- Task goal -
Every record below is to be repeated exactly, with the pictures left out.

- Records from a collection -
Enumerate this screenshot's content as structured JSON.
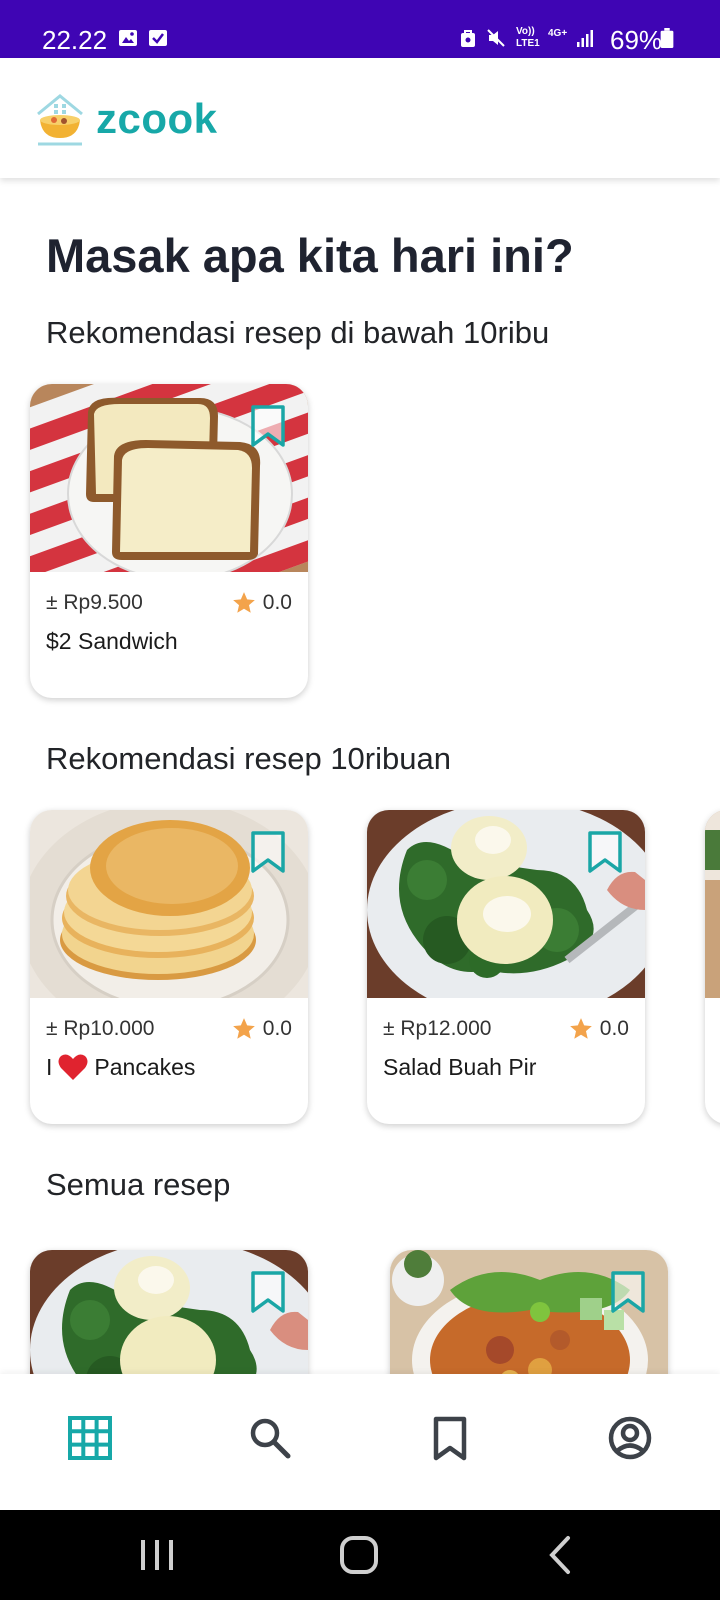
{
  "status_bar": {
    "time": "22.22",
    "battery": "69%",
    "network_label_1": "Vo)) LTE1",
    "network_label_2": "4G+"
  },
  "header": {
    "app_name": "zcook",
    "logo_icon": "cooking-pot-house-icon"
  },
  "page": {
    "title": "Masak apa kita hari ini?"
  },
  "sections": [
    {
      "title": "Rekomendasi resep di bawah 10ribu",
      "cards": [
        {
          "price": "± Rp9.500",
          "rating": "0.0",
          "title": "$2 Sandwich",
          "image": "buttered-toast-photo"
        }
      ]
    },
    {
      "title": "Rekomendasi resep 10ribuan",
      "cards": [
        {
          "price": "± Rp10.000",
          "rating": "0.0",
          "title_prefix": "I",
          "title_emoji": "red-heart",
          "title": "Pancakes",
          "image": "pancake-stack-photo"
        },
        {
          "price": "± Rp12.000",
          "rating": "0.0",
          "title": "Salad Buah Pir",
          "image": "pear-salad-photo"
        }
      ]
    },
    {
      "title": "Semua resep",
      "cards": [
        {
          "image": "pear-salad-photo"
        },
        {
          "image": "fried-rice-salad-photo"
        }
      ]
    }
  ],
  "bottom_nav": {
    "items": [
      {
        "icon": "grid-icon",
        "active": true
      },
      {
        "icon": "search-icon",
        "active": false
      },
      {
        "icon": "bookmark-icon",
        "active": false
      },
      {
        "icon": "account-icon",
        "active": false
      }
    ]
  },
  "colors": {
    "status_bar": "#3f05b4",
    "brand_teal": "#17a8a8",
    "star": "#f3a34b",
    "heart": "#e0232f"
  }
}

- Answer -
Enumerate this screenshot's content as structured JSON.
{
  "status_bar": {
    "time": "22.22",
    "battery": "69%",
    "network_label_1": "Vo)) LTE1",
    "network_label_2": "4G+"
  },
  "header": {
    "app_name": "zcook",
    "logo_icon": "cooking-pot-house-icon"
  },
  "page": {
    "title": "Masak apa kita hari ini?"
  },
  "sections": [
    {
      "title": "Rekomendasi resep di bawah 10ribu",
      "cards": [
        {
          "price": "± Rp9.500",
          "rating": "0.0",
          "title": "$2 Sandwich",
          "image": "buttered-toast-photo"
        }
      ]
    },
    {
      "title": "Rekomendasi resep 10ribuan",
      "cards": [
        {
          "price": "± Rp10.000",
          "rating": "0.0",
          "title_prefix": "I",
          "title_emoji": "red-heart",
          "title": "Pancakes",
          "image": "pancake-stack-photo"
        },
        {
          "price": "± Rp12.000",
          "rating": "0.0",
          "title": "Salad Buah Pir",
          "image": "pear-salad-photo"
        }
      ]
    },
    {
      "title": "Semua resep",
      "cards": [
        {
          "image": "pear-salad-photo"
        },
        {
          "image": "fried-rice-salad-photo"
        }
      ]
    }
  ],
  "bottom_nav": {
    "items": [
      {
        "icon": "grid-icon",
        "active": true
      },
      {
        "icon": "search-icon",
        "active": false
      },
      {
        "icon": "bookmark-icon",
        "active": false
      },
      {
        "icon": "account-icon",
        "active": false
      }
    ]
  },
  "colors": {
    "status_bar": "#3f05b4",
    "brand_teal": "#17a8a8",
    "star": "#f3a34b",
    "heart": "#e0232f"
  }
}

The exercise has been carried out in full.